• _Exercise description_
Only the count is wanted here: how many lines of the entries hold the string "level"?

(Collected data entries)
# # # # #

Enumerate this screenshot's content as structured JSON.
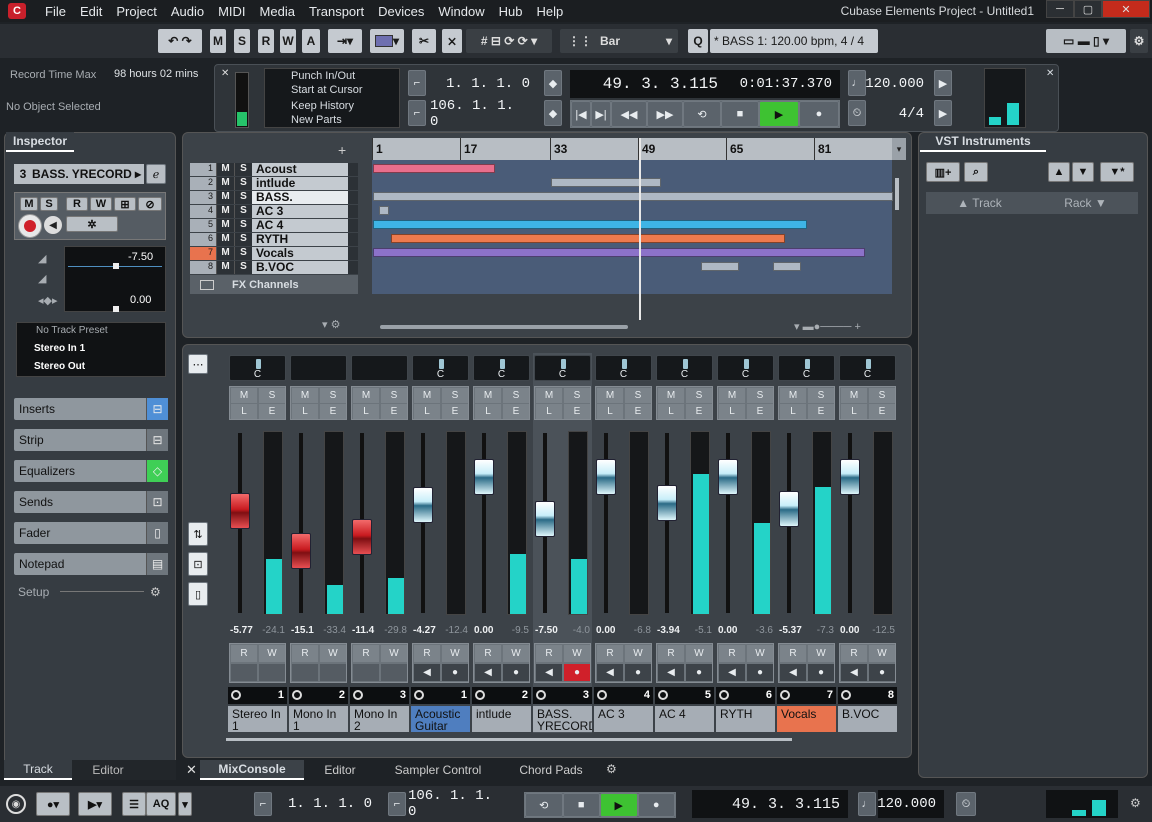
{
  "menu": {
    "items": [
      "File",
      "Edit",
      "Project",
      "Audio",
      "MIDI",
      "Media",
      "Transport",
      "Devices",
      "Window",
      "Hub",
      "Help"
    ],
    "title": "Cubase Elements Project - Untitled1"
  },
  "toolbar": {
    "ms": [
      "M",
      "S",
      "R",
      "W",
      "A"
    ],
    "snap": "Bar",
    "info": "* BASS 1: 120.00 bpm, 4 / 4"
  },
  "status": {
    "rtm_label": "Record Time Max",
    "rtm_value": "98 hours 02 mins",
    "no_object": "No Object Selected"
  },
  "transport_top": {
    "punch": "Punch In/Out",
    "start_cursor": "Start at Cursor",
    "keep_history": "Keep History",
    "new_parts": "New Parts",
    "left_loc": "1. 1. 1.    0",
    "right_loc": "106. 1. 1.    0",
    "position": "49.  3.  3.115",
    "time": "0:01:37.370",
    "tempo": "120.000",
    "signature": "4/4"
  },
  "inspector": {
    "tab": "Inspector",
    "track_num": "3",
    "track_name": "BASS. YRECORD",
    "vol": "-7.50",
    "pan": "0.00",
    "preset": "No Track Preset",
    "input": "Stereo In 1",
    "output": "Stereo Out",
    "sections": [
      "Inserts",
      "Strip",
      "Equalizers",
      "Sends",
      "Fader",
      "Notepad"
    ],
    "setup": "Setup"
  },
  "tracks": [
    {
      "num": "1",
      "name": "Acoust"
    },
    {
      "num": "2",
      "name": "intlude"
    },
    {
      "num": "3",
      "name": "BASS."
    },
    {
      "num": "4",
      "name": "AC 3"
    },
    {
      "num": "5",
      "name": "AC 4"
    },
    {
      "num": "6",
      "name": "RYTH"
    },
    {
      "num": "7",
      "name": "Vocals"
    },
    {
      "num": "8",
      "name": "B.VOC"
    }
  ],
  "fx_channels": "FX Channels",
  "ruler": [
    "1",
    "17",
    "33",
    "49",
    "65",
    "81"
  ],
  "vst": {
    "title": "VST Instruments",
    "track": "Track",
    "rack": "Rack"
  },
  "mixer": {
    "channels": [
      {
        "num": "1",
        "name": "Stereo In 1",
        "v1": "-5.77",
        "v2": "-24.1",
        "fader": "red",
        "level": 0.3,
        "knob": "C",
        "color": "#a6adb5",
        "input": true
      },
      {
        "num": "2",
        "name": "Mono In 1",
        "v1": "-15.1",
        "v2": "-33.4",
        "fader": "red",
        "level": 0.16,
        "knob": "",
        "color": "#a6adb5",
        "input": true
      },
      {
        "num": "3",
        "name": "Mono In 2",
        "v1": "-11.4",
        "v2": "-29.8",
        "fader": "red",
        "level": 0.2,
        "knob": "",
        "color": "#a6adb5",
        "input": true
      },
      {
        "num": "1",
        "name": "Acoustic Guitar",
        "v1": "-4.27",
        "v2": "-12.4",
        "fader": "blue",
        "level": 0,
        "knob": "C",
        "color": "#4f7ebf"
      },
      {
        "num": "2",
        "name": "intlude",
        "v1": "0.00",
        "v2": "-9.5",
        "fader": "blue",
        "level": 0.33,
        "knob": "C",
        "color": "#a6adb5"
      },
      {
        "num": "3",
        "name": "BASS. YRECORD",
        "v1": "-7.50",
        "v2": "-4.0",
        "fader": "blue",
        "level": 0.3,
        "knob": "C",
        "color": "#a6adb5",
        "rec": true
      },
      {
        "num": "4",
        "name": "AC 3",
        "v1": "0.00",
        "v2": "-6.8",
        "fader": "blue",
        "level": 0,
        "knob": "C",
        "color": "#a6adb5"
      },
      {
        "num": "5",
        "name": "AC 4",
        "v1": "-3.94",
        "v2": "-5.1",
        "fader": "blue",
        "level": 0.77,
        "knob": "C",
        "color": "#a6adb5"
      },
      {
        "num": "6",
        "name": "RYTH",
        "v1": "0.00",
        "v2": "-3.6",
        "fader": "blue",
        "level": 0.5,
        "knob": "C",
        "color": "#a6adb5"
      },
      {
        "num": "7",
        "name": "Vocals",
        "v1": "-5.37",
        "v2": "-7.3",
        "fader": "blue",
        "level": 0.7,
        "knob": "C",
        "color": "#e8734e"
      },
      {
        "num": "8",
        "name": "B.VOC",
        "v1": "0.00",
        "v2": "-12.5",
        "fader": "blue",
        "level": 0,
        "knob": "C",
        "color": "#a6adb5"
      }
    ]
  },
  "tabs_bottom": {
    "track": "Track",
    "editor": "Editor",
    "mixconsole": "MixConsole",
    "editor2": "Editor",
    "sampler": "Sampler Control",
    "chord": "Chord Pads"
  },
  "transport_bottom": {
    "left_loc": "1.  1.  1.    0",
    "right_loc": "106.  1.  1.    0",
    "position": "49.  3.  3.115",
    "tempo": "120.000",
    "aq": "AQ"
  }
}
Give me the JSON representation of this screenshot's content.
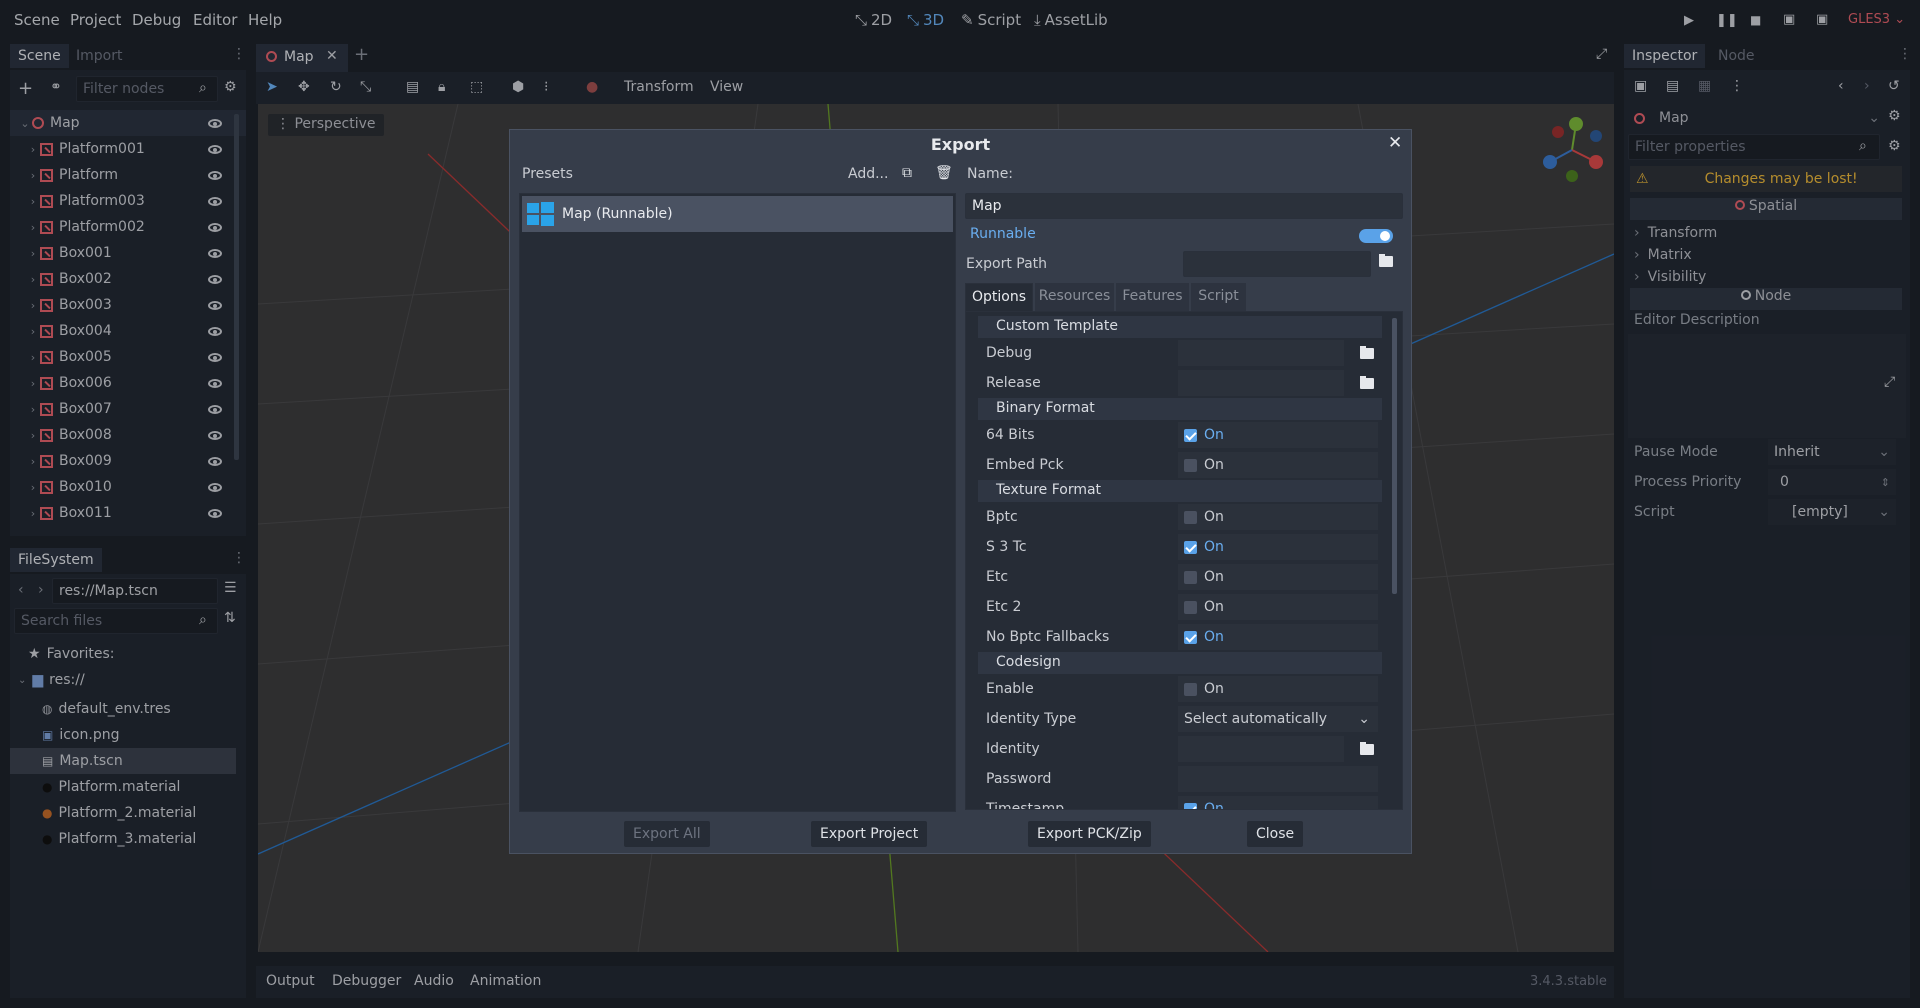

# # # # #

• _Task output_
11